Sears Brands LLC v Trio Group Australia Pty Ltd  ATMO 46 (29 May 2014)
Successful opposition by Sears to registration of the trade mark TRIO CRAFTSMAN for various small items of metal hardware in class 6.
The opponent relied on its earlier registrations for the trade mark CRAFTSMAN which covered various tools in class 7 and hand tools in class 8.
The hearing officer was satisfied that class 6 items of metal hardware were similar goods to hand tools in class 8, but not similar to electric and power tools in class 7. He also went on to find the respective trade marks were deceptively similar and noted:
… the word CRAFTSMAN in the Trade Mark is important from a visual and aural standpoint; it is a significant element of the Trade Mark and its presence is not diminished or altered by the presence of the word TRIO at the beginning of the Trade Mark.
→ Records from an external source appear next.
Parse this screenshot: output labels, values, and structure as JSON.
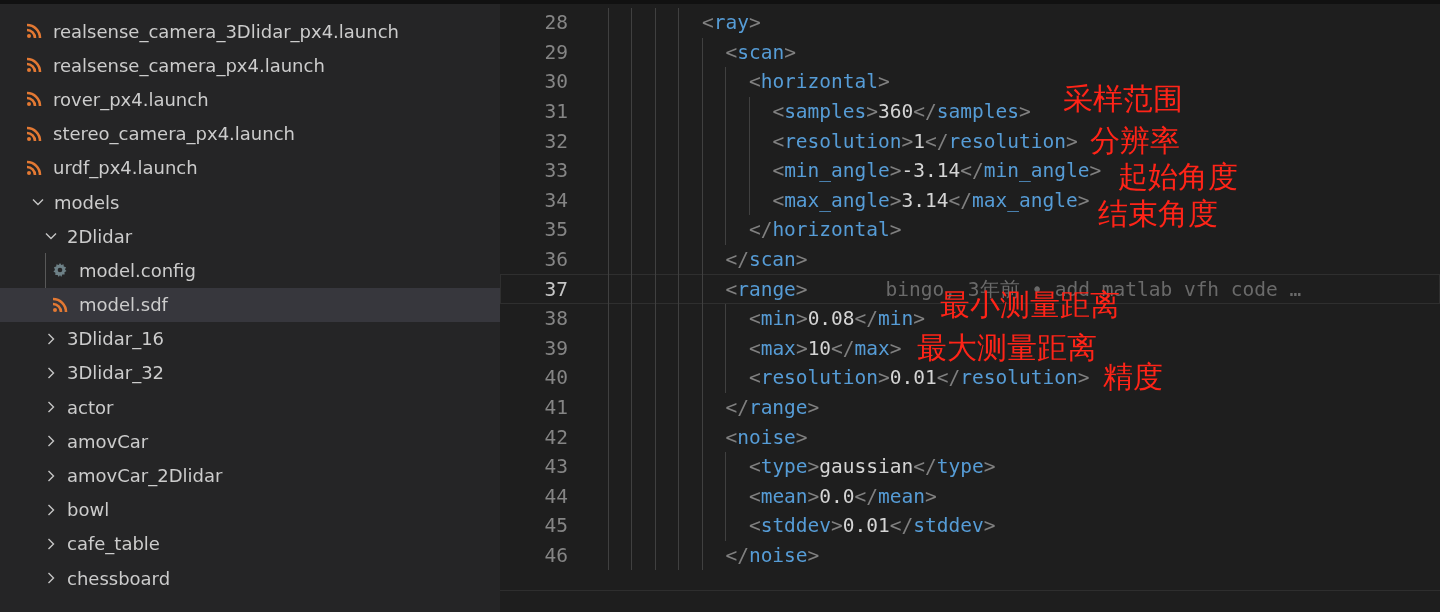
{
  "explorer": {
    "items": [
      {
        "kind": "xml-file",
        "label": "realsense_camera_3Dlidar_px4.launch",
        "selected": false
      },
      {
        "kind": "xml-file",
        "label": "realsense_camera_px4.launch",
        "selected": false
      },
      {
        "kind": "xml-file",
        "label": "rover_px4.launch",
        "selected": false
      },
      {
        "kind": "xml-file",
        "label": "stereo_camera_px4.launch",
        "selected": false
      },
      {
        "kind": "xml-file",
        "label": "urdf_px4.launch",
        "selected": false
      },
      {
        "kind": "folder",
        "label": "models",
        "expanded": true,
        "selected": false,
        "children": [
          {
            "kind": "folder",
            "label": "2Dlidar",
            "expanded": true,
            "selected": false,
            "children": [
              {
                "kind": "settings-file",
                "label": "model.config",
                "selected": false
              },
              {
                "kind": "xml-file",
                "label": "model.sdf",
                "selected": true
              }
            ]
          },
          {
            "kind": "folder",
            "label": "3Dlidar_16",
            "expanded": false,
            "selected": false
          },
          {
            "kind": "folder",
            "label": "3Dlidar_32",
            "expanded": false,
            "selected": false
          },
          {
            "kind": "folder",
            "label": "actor",
            "expanded": false,
            "selected": false
          },
          {
            "kind": "folder",
            "label": "amovCar",
            "expanded": false,
            "selected": false
          },
          {
            "kind": "folder",
            "label": "amovCar_2Dlidar",
            "expanded": false,
            "selected": false
          },
          {
            "kind": "folder",
            "label": "bowl",
            "expanded": false,
            "selected": false
          },
          {
            "kind": "folder",
            "label": "cafe_table",
            "expanded": false,
            "selected": false
          },
          {
            "kind": "folder",
            "label": "chessboard",
            "expanded": false,
            "selected": false
          }
        ]
      }
    ]
  },
  "editor": {
    "lines": [
      {
        "number": "28",
        "code": "        <ray>",
        "current": false
      },
      {
        "number": "29",
        "code": "          <scan>",
        "current": false
      },
      {
        "number": "30",
        "code": "            <horizontal>",
        "current": false
      },
      {
        "number": "31",
        "code": "              <samples>360</samples>",
        "current": false
      },
      {
        "number": "32",
        "code": "              <resolution>1</resolution>",
        "current": false
      },
      {
        "number": "33",
        "code": "              <min_angle>-3.14</min_angle>",
        "current": false
      },
      {
        "number": "34",
        "code": "              <max_angle>3.14</max_angle>",
        "current": false
      },
      {
        "number": "35",
        "code": "            </horizontal>",
        "current": false
      },
      {
        "number": "36",
        "code": "          </scan>",
        "current": false
      },
      {
        "number": "37",
        "code": "          <range>",
        "current": true,
        "blame": "bingo, 3年前 • add matlab vfh code …"
      },
      {
        "number": "38",
        "code": "            <min>0.08</min>",
        "current": false
      },
      {
        "number": "39",
        "code": "            <max>10</max>",
        "current": false
      },
      {
        "number": "40",
        "code": "            <resolution>0.01</resolution>",
        "current": false
      },
      {
        "number": "41",
        "code": "          </range>",
        "current": false
      },
      {
        "number": "42",
        "code": "          <noise>",
        "current": false
      },
      {
        "number": "43",
        "code": "            <type>gaussian</type>",
        "current": false
      },
      {
        "number": "44",
        "code": "            <mean>0.0</mean>",
        "current": false
      },
      {
        "number": "45",
        "code": "            <stddev>0.01</stddev>",
        "current": false
      },
      {
        "number": "46",
        "code": "          </noise>",
        "current": false
      }
    ],
    "annotations": [
      {
        "text": "采样范围"
      },
      {
        "text": "分辨率"
      },
      {
        "text": "起始角度"
      },
      {
        "text": "结束角度"
      },
      {
        "text": "最小测量距离"
      },
      {
        "text": "最大测量距离"
      },
      {
        "text": "精度"
      }
    ]
  }
}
Accordingly, I find that there is a real and tangible danger of confusion between the Trade Mark and the Opponent’s trade mark. On an overall impression, I am satisfied that they are deceptively similar.
The applicant also sought to rely on its use of TRIO with CRAFTSMAN since the early 1970s, but the hearing officer was unconvinced the evidence showed use of the trade mark in the form applied for.